By THE NATION
Following the fatal shooting at 1.30am, Min Buri superintendent Pol Colonel Pornthep Sutipanya led officers to inspect the scene at the entrance to Soi Rom Klao 6-8. There, they found the body of Ekkachai Boonrat with four gunshots in his torso, a holster tucked under his belt and a .38 pistol which had been fired and emptied. Six bullets were found in one of his trouser pockets. His motorcycle was lying on the road, as was another motorbike nearby.
Metropolitan Police Area 2 deputy commander Pol Colonel Chanwit Phumpho said officers from a drugs suppression team in Metropolitan Police Area 4 were returning to their station in a pickup truck and a motorcycle when Ekkachai shot at them, resulting in one officer sustaining a leg injury.
As police investigators gathered evidence the officer accused of killing the student was surrounded by about 50 angry schoolmates of the dead man as he stood by the police truck, where they threatened to attack him.
The accused officer shot twice into the sky and threatened to fire at anyone who got near him, then fired four times in the direction of the students, in full view of reporters, bystanders and motorists. Fortunately nobody was hurt in the tense stand-off and a fellow officer hurriedly escorted him to the local police station.
The dead man’s friends later gave a different account of what had happened, saying they were returning from a college event when a motorcyclist approached Ekkachai as he rode his motorcycle and argued with him.
A pickup truck then cut in front of Ekkachai's bike causing him to crash and a person in the truck then shot Ekkachai dead, allegedly over suspicion he was involved in drugs. Chanwit said police would summon eyewitnesses and all the police officers involved in the incident to give evidence.

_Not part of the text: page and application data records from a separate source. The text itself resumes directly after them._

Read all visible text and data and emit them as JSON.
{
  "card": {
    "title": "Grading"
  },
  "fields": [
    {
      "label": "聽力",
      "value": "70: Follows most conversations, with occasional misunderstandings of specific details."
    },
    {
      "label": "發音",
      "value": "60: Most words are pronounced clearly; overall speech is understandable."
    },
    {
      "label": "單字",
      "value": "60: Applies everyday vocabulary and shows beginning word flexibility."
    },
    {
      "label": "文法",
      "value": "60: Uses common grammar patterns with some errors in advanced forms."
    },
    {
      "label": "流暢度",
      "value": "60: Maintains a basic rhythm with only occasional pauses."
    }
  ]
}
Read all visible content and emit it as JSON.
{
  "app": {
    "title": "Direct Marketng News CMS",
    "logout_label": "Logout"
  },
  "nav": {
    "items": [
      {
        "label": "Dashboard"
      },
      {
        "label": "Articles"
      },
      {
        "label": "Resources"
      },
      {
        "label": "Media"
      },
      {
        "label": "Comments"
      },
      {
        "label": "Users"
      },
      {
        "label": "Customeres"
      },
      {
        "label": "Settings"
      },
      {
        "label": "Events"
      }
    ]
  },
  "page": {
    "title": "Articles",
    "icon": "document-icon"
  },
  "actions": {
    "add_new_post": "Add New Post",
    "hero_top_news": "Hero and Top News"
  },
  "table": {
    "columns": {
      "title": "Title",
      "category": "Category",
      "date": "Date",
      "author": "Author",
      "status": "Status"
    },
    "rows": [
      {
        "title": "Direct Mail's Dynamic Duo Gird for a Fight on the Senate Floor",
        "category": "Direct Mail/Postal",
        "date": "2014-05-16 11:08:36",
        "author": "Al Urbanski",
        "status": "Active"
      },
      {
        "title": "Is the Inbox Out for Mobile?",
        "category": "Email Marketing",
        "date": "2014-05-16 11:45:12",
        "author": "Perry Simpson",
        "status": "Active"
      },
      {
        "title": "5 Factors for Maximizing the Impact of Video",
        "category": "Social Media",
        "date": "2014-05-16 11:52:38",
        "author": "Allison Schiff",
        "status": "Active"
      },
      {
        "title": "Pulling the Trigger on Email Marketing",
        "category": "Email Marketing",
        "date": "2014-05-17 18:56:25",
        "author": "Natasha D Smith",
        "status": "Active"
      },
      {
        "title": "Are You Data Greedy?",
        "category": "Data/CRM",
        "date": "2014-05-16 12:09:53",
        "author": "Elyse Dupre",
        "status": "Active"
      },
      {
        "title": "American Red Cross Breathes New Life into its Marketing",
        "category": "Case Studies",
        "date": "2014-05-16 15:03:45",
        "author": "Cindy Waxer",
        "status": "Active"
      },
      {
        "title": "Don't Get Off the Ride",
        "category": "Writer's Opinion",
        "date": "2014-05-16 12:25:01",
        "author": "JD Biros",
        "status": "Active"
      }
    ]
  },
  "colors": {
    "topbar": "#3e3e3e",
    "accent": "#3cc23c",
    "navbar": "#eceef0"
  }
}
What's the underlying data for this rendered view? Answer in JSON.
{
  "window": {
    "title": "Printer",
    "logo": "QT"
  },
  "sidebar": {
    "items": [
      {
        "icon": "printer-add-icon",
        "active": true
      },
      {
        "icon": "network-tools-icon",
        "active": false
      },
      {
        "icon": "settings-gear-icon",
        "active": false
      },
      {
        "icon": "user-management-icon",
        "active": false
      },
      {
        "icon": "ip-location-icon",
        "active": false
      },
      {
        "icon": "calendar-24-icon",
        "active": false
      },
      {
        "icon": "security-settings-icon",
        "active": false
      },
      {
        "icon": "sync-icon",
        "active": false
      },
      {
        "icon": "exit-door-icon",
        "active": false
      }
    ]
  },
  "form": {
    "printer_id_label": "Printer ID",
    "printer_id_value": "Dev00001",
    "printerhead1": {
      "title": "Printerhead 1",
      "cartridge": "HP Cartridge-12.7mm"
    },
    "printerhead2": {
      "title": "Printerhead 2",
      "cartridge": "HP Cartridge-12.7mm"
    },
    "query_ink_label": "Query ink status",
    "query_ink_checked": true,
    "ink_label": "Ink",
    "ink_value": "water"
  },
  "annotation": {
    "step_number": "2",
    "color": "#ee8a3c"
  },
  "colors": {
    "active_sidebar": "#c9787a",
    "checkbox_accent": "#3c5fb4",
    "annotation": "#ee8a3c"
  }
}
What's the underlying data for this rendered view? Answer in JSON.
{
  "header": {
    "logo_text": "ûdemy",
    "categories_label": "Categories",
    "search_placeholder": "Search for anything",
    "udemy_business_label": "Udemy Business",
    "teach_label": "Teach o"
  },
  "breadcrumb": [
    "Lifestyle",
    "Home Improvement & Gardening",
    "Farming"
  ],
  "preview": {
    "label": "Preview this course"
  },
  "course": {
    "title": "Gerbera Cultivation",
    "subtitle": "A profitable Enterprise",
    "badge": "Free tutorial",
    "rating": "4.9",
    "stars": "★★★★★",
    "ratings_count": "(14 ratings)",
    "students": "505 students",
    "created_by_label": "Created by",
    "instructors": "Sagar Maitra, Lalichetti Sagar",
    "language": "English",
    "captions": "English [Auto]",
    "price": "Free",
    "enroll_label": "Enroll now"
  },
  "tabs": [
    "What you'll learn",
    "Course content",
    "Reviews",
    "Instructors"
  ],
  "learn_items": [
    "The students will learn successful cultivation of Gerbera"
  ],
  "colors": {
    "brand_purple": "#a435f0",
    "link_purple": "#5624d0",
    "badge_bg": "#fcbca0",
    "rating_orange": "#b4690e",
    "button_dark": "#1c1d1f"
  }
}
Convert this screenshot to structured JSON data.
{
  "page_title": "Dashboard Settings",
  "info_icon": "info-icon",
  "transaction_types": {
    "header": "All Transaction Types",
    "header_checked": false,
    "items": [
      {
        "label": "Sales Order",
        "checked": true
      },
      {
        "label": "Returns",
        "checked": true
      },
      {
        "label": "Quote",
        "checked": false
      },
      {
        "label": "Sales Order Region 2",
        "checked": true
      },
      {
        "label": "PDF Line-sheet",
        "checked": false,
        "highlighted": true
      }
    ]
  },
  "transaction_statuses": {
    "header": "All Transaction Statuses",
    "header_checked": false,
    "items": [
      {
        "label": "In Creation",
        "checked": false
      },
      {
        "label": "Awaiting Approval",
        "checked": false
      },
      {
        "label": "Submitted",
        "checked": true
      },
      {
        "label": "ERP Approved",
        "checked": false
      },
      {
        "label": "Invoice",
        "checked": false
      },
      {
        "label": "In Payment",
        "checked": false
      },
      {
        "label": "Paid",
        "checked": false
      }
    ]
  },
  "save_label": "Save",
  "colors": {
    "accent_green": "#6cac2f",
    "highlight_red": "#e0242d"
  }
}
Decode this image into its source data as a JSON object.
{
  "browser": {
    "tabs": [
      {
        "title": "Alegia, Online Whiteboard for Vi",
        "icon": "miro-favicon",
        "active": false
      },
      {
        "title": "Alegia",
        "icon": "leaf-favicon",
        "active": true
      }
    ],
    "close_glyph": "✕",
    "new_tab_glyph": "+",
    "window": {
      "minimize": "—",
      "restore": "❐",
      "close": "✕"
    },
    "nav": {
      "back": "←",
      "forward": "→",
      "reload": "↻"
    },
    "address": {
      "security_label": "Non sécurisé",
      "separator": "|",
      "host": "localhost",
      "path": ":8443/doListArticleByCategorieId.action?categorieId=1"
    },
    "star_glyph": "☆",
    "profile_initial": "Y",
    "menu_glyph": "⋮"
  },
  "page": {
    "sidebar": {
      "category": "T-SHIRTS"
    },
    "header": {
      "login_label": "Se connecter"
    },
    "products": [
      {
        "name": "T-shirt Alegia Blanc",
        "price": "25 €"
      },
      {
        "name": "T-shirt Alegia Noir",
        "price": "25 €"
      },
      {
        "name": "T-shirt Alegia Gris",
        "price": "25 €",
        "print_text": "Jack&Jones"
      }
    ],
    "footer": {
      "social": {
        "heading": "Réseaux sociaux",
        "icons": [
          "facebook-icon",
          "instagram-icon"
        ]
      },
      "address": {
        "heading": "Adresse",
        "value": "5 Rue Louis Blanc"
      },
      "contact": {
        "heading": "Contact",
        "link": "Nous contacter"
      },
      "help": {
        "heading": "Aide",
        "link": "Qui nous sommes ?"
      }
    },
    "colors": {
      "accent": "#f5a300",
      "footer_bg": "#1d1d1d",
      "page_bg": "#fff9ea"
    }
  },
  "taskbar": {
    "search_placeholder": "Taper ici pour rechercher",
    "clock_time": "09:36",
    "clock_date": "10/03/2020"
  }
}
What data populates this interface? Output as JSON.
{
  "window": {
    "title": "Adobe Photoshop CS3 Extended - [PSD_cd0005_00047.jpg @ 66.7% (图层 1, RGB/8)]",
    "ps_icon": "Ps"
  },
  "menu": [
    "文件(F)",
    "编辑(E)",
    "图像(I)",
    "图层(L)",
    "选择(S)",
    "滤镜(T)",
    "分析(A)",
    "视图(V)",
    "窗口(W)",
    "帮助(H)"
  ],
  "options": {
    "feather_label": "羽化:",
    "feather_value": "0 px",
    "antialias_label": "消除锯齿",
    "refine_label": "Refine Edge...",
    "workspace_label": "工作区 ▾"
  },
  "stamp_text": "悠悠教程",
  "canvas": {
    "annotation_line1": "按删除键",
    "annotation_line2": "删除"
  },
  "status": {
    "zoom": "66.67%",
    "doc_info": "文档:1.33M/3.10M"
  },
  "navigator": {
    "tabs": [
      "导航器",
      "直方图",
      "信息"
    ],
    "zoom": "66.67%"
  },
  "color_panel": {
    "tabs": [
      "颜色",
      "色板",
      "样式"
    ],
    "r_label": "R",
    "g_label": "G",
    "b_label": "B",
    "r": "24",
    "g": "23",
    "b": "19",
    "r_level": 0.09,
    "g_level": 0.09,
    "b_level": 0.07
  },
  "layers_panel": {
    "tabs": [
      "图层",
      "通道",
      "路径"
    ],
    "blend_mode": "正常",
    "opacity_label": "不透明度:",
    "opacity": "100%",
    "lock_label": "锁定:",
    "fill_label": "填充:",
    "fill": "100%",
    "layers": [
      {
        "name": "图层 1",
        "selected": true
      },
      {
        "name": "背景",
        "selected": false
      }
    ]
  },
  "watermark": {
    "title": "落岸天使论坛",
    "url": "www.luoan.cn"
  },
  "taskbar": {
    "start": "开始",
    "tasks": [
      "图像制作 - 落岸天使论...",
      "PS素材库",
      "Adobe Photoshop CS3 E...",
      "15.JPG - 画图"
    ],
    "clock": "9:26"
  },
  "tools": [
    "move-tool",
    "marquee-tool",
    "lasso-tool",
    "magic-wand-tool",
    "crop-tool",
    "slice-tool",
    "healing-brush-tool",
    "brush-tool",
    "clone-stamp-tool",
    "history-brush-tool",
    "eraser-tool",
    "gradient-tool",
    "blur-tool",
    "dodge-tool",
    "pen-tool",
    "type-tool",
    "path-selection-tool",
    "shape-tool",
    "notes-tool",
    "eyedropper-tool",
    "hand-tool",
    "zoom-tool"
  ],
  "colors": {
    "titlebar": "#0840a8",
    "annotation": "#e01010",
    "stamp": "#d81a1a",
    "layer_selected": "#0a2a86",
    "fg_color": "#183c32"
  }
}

Ekkachai’s parents, Airforce Senior Master Sergeant Napassakorn Boonrat and wife Jiamjai, later went to Min Buri police station to collect a document they needed in order to retrieve their son’s body from the morgue.
Napassakorn told reporters that his son had not been involved in drug trafficking. He also said the pistol wasn’t his but could not be sure if it belonged to his son or someone else. He said he had been told his son had been shot in the back and would therefore demand to see both the post-mortem report and all relevant CCTV footage.
“Our family wants justice and truth. If the investigation finds that my son did wrong, I will accept it but if the police did wrong, they must own up to it,” Napassakorn said.
Police also collected evidence from the police’s pickup, which sustained a shattered side glass window and had a bullet reportedly lodged inside it.
City police chief Pol Lt-General Sutthipong Wongpin later assigned his deputy in charge for legal affairs and litigation, Pol Maj General Theerasak Suriwong, and his deputy, Pol Maj General Nitinan Phetchborom, to conduct a preliminary fact-finding probe. Whether a fact-finding committee to officially probe this case would be set up would be decided later, he said.
Metropolitan Police Area 4 commander Pol Maj General Theerapong Wongrakpitak, meanwhile, said Ekkachai had not been involved in the drugs bust conducted before the fatal shooting.
Theerapong said Ekkachai’s college celebrated its founding day on Sunday, after which the police team returning from the drugs bust encountered a large group of student motorcyclists on Rom Klao and Ramkhamhaeng roads. The officers claimed Ekkachai tried to overtake the pickup truck on his motorbike and opened fire at the accused policeman sitting in the cargo bed, resulting in the gunfight.